“We import 25 percent of the raw materials for producing biscuits, noodles, confectionery and beverages,” Shah said. Asian Biscuits and Confectionery produces brands like Goodlife Digestive Biscuit, RumPum Noodles, Preeti Noodles, 2PM Noodles, Imli Bomb and Choco Luv.
The company was sourcing its raw materials from India and third countries, but with the second wave severely impacting the southern neighbour, shipments are getting delayed and prices have also increased, he said.
“Besides biscuits, the production of noodles and confectionery has dropped by 50 percent,” said Shah. “But demand for such products, especially biscuits, has increased in the market due to a decline in the illegal entry of biscuits from India.”

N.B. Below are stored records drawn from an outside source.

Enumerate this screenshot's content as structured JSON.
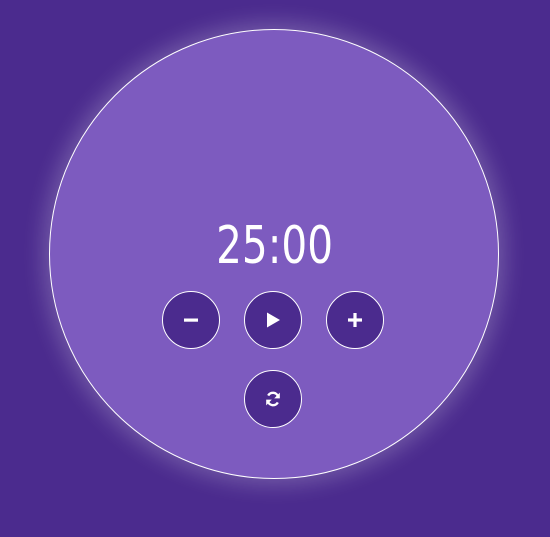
{
  "timer": {
    "time": "25:00"
  },
  "controls": {
    "decrease_icon": "minus-icon",
    "start_icon": "play-icon",
    "increase_icon": "plus-icon",
    "reset_icon": "refresh-icon"
  },
  "colors": {
    "background": "#4b2b8e",
    "face": "#7d5bbf",
    "button": "#4b2b8e",
    "foreground": "#ffffff"
  }
}
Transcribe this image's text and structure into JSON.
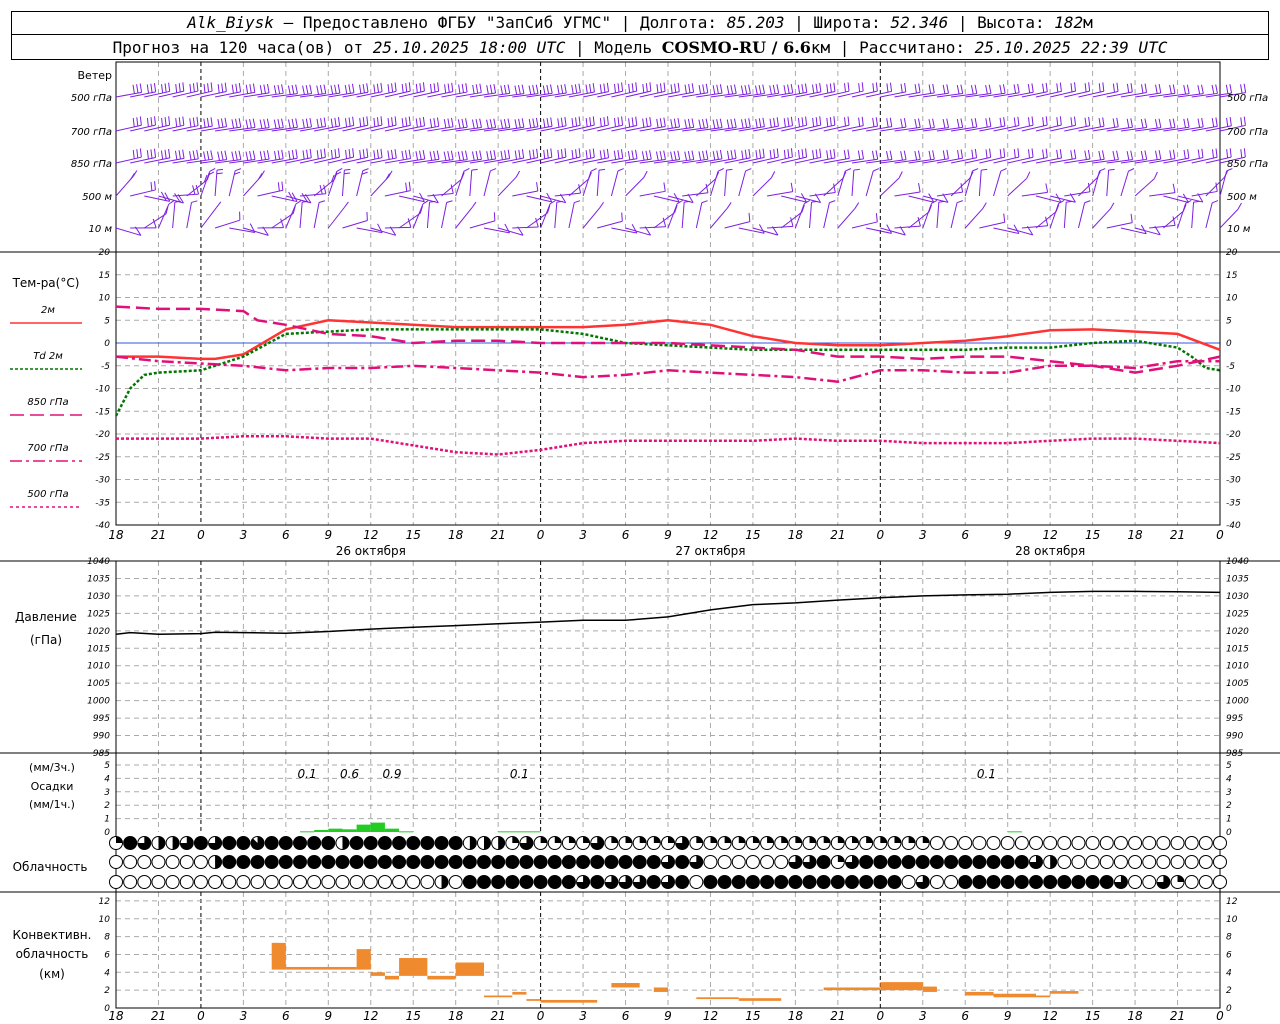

The second wave of the pandemic has spread distress among footwear manufacturers as it has come at the height of the peak season when demand from schools and colleges jump, insiders said. The wedding season has also started, but cancelled celebrations means lost sales.
According to Krishna Kumar Phuyal, president of the Footwear Manufacturers Association of Nepal, they are seeing a plunge in demand in the market due to the second wave of the virus that has triggered lockdowns.
“Footwear factories have slashed production in the past 10 days,” he said. “It may fall further.”
As per a central bank report, 96 percent of the factories were shuttered during the lockdown last year. The Covid-19 related lockdown and localised restrictions dragged the economy into negative territory, and it recorded a negative growth of 1.99 percent in the last fiscal year.
According to the Central Bureau of Statistics, in the fourth quarter of the last fiscal year 2019-20 ended mid-July, the country’s economic growth rate, or output of the gross domestic product, plunged 15.4 percent compared to the same period in 2018-19, which resulted in a year-on-year negative growth rate of 1.99 percent.
This is the first annual negative growth rate since 1982-83 when Nepal’s economic growth rate plunged to -2.97 percent, according to the World Bank.
The negative growth rate continued in the first quarter of the current fiscal year 2020-21. The economic growth rate contracted by -4.6 percent in the first quarter of the current fiscal year 2020-21 compared to the same period in 2019-20, owing to localised restrictions even though the lockdown imposed on March 24 was lifted on July 21 last year.
Another survey conducted by the Ministry of Industry, Commerce and Supplies from November 2 to December 1 in the last year on 37 businesses showed that 89.19 percent of firms were operating partially, while 10.81 percent had closed completely. Among the firms that shut down, 75 percent were small and micro enterprises.